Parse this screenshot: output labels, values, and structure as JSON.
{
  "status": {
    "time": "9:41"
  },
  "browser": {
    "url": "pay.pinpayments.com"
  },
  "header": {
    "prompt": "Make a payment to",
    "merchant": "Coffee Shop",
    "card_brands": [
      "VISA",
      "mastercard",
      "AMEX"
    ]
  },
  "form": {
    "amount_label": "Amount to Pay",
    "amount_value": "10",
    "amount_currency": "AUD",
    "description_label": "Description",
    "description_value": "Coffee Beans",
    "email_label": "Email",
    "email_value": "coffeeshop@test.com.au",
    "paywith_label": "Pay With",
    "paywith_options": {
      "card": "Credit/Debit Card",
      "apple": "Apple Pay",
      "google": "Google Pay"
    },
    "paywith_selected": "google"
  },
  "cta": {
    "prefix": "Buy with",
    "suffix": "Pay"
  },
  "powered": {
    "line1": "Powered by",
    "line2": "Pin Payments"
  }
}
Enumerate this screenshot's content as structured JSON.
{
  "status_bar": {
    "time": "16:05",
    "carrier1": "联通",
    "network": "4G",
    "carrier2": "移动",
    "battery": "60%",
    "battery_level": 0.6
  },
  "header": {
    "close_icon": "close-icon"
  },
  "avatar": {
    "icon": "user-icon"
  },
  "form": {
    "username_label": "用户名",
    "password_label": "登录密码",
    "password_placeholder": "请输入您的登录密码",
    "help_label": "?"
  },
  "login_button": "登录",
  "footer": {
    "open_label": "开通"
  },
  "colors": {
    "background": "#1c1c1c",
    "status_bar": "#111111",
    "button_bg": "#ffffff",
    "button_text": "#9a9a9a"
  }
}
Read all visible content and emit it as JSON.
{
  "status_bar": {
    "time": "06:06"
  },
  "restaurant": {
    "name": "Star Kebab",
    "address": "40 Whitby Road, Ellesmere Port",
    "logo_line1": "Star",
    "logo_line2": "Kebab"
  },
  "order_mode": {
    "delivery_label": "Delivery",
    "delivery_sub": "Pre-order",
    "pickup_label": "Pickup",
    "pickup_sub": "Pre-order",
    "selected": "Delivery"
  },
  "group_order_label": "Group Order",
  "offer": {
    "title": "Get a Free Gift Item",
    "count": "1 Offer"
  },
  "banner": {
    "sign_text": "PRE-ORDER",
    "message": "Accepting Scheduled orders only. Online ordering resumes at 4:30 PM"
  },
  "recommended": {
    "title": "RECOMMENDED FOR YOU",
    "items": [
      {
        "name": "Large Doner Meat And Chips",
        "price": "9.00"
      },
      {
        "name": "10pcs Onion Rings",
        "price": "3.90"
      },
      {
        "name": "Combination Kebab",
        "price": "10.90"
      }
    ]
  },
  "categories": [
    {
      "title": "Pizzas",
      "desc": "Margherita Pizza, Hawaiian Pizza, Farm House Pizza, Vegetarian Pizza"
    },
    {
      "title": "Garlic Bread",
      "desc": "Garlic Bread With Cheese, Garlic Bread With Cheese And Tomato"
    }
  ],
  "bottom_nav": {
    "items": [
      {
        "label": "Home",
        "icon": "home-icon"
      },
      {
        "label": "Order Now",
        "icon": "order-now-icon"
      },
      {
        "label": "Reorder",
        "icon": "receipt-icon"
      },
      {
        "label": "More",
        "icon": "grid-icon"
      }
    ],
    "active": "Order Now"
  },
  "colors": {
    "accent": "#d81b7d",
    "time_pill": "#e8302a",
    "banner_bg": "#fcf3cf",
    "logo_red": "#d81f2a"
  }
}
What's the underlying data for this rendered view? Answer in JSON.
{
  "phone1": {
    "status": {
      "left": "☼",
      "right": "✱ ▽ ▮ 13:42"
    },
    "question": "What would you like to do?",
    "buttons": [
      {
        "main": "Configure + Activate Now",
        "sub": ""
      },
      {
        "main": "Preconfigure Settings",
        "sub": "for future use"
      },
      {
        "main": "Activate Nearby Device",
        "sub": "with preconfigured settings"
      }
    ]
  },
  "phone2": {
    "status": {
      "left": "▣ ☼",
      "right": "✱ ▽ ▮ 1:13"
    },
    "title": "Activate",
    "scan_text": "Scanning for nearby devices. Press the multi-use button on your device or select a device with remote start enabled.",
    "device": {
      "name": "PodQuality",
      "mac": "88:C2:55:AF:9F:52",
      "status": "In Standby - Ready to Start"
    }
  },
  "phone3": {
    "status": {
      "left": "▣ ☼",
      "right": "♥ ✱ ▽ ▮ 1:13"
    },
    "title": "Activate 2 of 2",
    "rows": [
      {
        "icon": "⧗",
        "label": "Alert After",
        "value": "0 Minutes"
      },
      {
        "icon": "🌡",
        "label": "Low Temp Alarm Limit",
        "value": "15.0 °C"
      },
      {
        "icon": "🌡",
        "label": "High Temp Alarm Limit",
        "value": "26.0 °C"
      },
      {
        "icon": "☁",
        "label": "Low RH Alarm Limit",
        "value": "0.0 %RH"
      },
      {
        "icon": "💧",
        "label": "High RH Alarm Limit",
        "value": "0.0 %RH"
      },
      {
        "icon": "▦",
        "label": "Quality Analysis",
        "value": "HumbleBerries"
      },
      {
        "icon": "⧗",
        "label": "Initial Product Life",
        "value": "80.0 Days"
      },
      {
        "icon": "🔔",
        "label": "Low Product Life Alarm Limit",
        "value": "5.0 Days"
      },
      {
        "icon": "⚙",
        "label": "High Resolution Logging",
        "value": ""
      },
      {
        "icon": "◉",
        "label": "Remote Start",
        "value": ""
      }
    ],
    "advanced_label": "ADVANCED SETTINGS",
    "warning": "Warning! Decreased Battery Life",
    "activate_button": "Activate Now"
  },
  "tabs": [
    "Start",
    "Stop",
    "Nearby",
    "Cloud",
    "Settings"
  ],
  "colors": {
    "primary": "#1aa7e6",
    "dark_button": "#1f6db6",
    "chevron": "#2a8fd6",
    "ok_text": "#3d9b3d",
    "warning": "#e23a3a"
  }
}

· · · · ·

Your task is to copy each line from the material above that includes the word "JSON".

Parse this screenshot: output labels, values, and structure as JSON.
Enumerate this screenshot's content as structured JSON.
Read all visible content and emit it as JSON.
What's the underlying data for this rendered view? Answer in JSON.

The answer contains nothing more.